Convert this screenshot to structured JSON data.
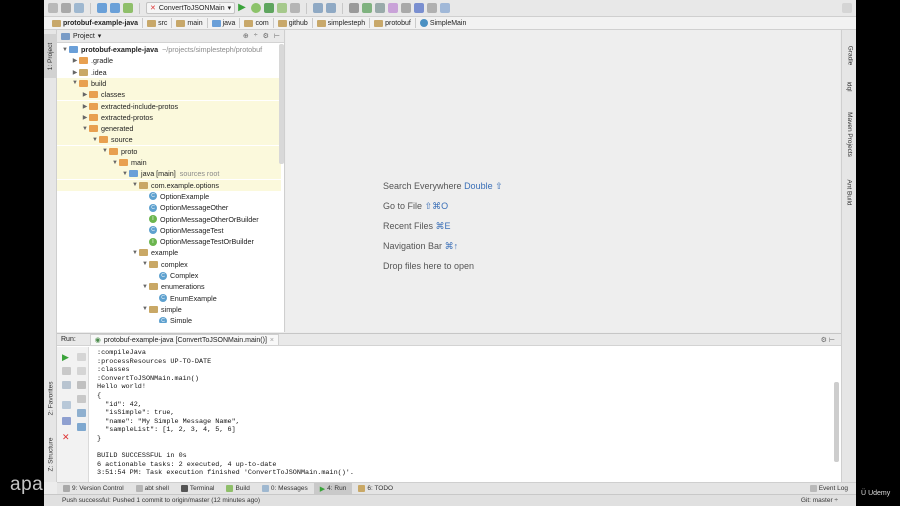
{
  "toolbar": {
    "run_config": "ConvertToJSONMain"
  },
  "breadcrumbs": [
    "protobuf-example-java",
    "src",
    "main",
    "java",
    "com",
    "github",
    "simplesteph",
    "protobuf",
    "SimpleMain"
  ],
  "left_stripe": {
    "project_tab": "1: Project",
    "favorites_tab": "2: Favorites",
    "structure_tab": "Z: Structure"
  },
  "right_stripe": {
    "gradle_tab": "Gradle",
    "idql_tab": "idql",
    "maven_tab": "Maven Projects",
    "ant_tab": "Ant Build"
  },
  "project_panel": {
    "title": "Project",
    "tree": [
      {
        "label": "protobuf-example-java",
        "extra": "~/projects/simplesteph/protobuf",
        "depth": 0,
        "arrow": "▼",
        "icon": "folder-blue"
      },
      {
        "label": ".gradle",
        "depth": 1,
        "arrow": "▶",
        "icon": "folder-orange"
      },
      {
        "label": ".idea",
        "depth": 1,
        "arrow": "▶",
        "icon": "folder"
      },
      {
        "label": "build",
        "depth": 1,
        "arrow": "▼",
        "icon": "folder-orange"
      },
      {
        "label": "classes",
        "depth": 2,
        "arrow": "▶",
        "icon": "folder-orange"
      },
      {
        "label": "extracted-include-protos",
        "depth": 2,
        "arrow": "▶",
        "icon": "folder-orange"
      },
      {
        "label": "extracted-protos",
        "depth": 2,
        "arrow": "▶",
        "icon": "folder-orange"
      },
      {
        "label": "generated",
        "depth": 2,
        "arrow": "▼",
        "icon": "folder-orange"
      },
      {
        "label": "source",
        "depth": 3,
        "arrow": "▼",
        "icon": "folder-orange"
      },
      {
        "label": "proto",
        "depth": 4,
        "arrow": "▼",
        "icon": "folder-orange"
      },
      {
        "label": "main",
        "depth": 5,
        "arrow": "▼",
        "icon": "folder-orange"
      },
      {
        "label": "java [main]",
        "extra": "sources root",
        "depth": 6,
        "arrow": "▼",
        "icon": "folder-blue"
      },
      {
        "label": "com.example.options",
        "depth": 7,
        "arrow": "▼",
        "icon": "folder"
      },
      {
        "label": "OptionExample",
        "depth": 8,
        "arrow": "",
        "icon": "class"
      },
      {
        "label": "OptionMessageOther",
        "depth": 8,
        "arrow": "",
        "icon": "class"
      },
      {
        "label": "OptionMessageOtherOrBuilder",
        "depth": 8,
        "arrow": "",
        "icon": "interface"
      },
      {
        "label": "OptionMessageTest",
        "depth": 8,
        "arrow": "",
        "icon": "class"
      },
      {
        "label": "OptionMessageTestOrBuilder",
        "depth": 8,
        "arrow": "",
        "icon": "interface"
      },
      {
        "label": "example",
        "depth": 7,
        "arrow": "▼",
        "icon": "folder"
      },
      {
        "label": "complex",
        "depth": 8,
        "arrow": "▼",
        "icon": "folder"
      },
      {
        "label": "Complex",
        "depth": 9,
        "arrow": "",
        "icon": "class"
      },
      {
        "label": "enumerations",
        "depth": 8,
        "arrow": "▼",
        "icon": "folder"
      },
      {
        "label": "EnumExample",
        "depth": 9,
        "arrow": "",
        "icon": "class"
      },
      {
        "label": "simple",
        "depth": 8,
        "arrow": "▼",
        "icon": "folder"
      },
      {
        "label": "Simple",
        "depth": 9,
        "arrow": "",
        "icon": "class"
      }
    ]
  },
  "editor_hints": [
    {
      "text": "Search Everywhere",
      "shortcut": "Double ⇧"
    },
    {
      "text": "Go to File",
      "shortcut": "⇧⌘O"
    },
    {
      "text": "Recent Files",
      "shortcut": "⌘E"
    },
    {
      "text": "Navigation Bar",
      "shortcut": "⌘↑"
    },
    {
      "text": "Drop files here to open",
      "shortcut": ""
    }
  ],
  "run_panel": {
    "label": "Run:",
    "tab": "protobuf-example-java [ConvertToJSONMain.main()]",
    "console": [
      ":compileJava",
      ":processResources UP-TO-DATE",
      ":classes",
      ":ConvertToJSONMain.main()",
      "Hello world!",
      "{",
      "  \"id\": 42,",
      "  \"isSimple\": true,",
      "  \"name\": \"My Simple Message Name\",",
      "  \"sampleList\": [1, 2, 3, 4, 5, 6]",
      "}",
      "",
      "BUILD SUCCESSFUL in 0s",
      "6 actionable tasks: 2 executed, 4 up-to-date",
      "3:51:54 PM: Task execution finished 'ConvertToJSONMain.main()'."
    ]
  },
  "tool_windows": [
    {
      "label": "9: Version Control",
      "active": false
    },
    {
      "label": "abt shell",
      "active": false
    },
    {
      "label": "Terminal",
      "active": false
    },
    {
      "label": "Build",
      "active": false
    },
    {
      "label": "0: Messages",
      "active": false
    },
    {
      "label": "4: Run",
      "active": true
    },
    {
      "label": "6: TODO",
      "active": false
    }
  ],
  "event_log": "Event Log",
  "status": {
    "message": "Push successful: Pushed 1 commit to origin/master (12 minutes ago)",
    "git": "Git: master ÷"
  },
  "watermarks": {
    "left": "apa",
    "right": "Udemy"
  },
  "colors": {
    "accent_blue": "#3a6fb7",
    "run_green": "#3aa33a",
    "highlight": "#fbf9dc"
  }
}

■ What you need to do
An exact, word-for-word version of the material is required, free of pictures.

■ Written solution
Convert this screenshot to structured JSON data.
{
  "toolbar": {
    "run_config": "ConvertToJSONMain"
  },
  "breadcrumbs": [
    "protobuf-example-java",
    "src",
    "main",
    "java",
    "com",
    "github",
    "simplesteph",
    "protobuf",
    "SimpleMain"
  ],
  "left_stripe": {
    "project_tab": "1: Project",
    "favorites_tab": "2: Favorites",
    "structure_tab": "Z: Structure"
  },
  "right_stripe": {
    "gradle_tab": "Gradle",
    "idql_tab": "idql",
    "maven_tab": "Maven Projects",
    "ant_tab": "Ant Build"
  },
  "project_panel": {
    "title": "Project",
    "tree": [
      {
        "label": "protobuf-example-java",
        "extra": "~/projects/simplesteph/protobuf",
        "depth": 0,
        "arrow": "▼",
        "icon": "folder-blue"
      },
      {
        "label": ".gradle",
        "depth": 1,
        "arrow": "▶",
        "icon": "folder-orange"
      },
      {
        "label": ".idea",
        "depth": 1,
        "arrow": "▶",
        "icon": "folder"
      },
      {
        "label": "build",
        "depth": 1,
        "arrow": "▼",
        "icon": "folder-orange"
      },
      {
        "label": "classes",
        "depth": 2,
        "arrow": "▶",
        "icon": "folder-orange"
      },
      {
        "label": "extracted-include-protos",
        "depth": 2,
        "arrow": "▶",
        "icon": "folder-orange"
      },
      {
        "label": "extracted-protos",
        "depth": 2,
        "arrow": "▶",
        "icon": "folder-orange"
      },
      {
        "label": "generated",
        "depth": 2,
        "arrow": "▼",
        "icon": "folder-orange"
      },
      {
        "label": "source",
        "depth": 3,
        "arrow": "▼",
        "icon": "folder-orange"
      },
      {
        "label": "proto",
        "depth": 4,
        "arrow": "▼",
        "icon": "folder-orange"
      },
      {
        "label": "main",
        "depth": 5,
        "arrow": "▼",
        "icon": "folder-orange"
      },
      {
        "label": "java [main]",
        "extra": "sources root",
        "depth": 6,
        "arrow": "▼",
        "icon": "folder-blue"
      },
      {
        "label": "com.example.options",
        "depth": 7,
        "arrow": "▼",
        "icon": "folder"
      },
      {
        "label": "OptionExample",
        "depth": 8,
        "arrow": "",
        "icon": "class"
      },
      {
        "label": "OptionMessageOther",
        "depth": 8,
        "arrow": "",
        "icon": "class"
      },
      {
        "label": "OptionMessageOtherOrBuilder",
        "depth": 8,
        "arrow": "",
        "icon": "interface"
      },
      {
        "label": "OptionMessageTest",
        "depth": 8,
        "arrow": "",
        "icon": "class"
      },
      {
        "label": "OptionMessageTestOrBuilder",
        "depth": 8,
        "arrow": "",
        "icon": "interface"
      },
      {
        "label": "example",
        "depth": 7,
        "arrow": "▼",
        "icon": "folder"
      },
      {
        "label": "complex",
        "depth": 8,
        "arrow": "▼",
        "icon": "folder"
      },
      {
        "label": "Complex",
        "depth": 9,
        "arrow": "",
        "icon": "class"
      },
      {
        "label": "enumerations",
        "depth": 8,
        "arrow": "▼",
        "icon": "folder"
      },
      {
        "label": "EnumExample",
        "depth": 9,
        "arrow": "",
        "icon": "class"
      },
      {
        "label": "simple",
        "depth": 8,
        "arrow": "▼",
        "icon": "folder"
      },
      {
        "label": "Simple",
        "depth": 9,
        "arrow": "",
        "icon": "class"
      }
    ]
  },
  "editor_hints": [
    {
      "text": "Search Everywhere",
      "shortcut": "Double ⇧"
    },
    {
      "text": "Go to File",
      "shortcut": "⇧⌘O"
    },
    {
      "text": "Recent Files",
      "shortcut": "⌘E"
    },
    {
      "text": "Navigation Bar",
      "shortcut": "⌘↑"
    },
    {
      "text": "Drop files here to open",
      "shortcut": ""
    }
  ],
  "run_panel": {
    "label": "Run:",
    "tab": "protobuf-example-java [ConvertToJSONMain.main()]",
    "console": [
      ":compileJava",
      ":processResources UP-TO-DATE",
      ":classes",
      ":ConvertToJSONMain.main()",
      "Hello world!",
      "{",
      "  \"id\": 42,",
      "  \"isSimple\": true,",
      "  \"name\": \"My Simple Message Name\",",
      "  \"sampleList\": [1, 2, 3, 4, 5, 6]",
      "}",
      "",
      "BUILD SUCCESSFUL in 0s",
      "6 actionable tasks: 2 executed, 4 up-to-date",
      "3:51:54 PM: Task execution finished 'ConvertToJSONMain.main()'."
    ]
  },
  "tool_windows": [
    {
      "label": "9: Version Control",
      "active": false
    },
    {
      "label": "abt shell",
      "active": false
    },
    {
      "label": "Terminal",
      "active": false
    },
    {
      "label": "Build",
      "active": false
    },
    {
      "label": "0: Messages",
      "active": false
    },
    {
      "label": "4: Run",
      "active": true
    },
    {
      "label": "6: TODO",
      "active": false
    }
  ],
  "event_log": "Event Log",
  "status": {
    "message": "Push successful: Pushed 1 commit to origin/master (12 minutes ago)",
    "git": "Git: master ÷"
  },
  "watermarks": {
    "left": "apa",
    "right": "Udemy"
  },
  "colors": {
    "accent_blue": "#3a6fb7",
    "run_green": "#3aa33a",
    "highlight": "#fbf9dc"
  }
}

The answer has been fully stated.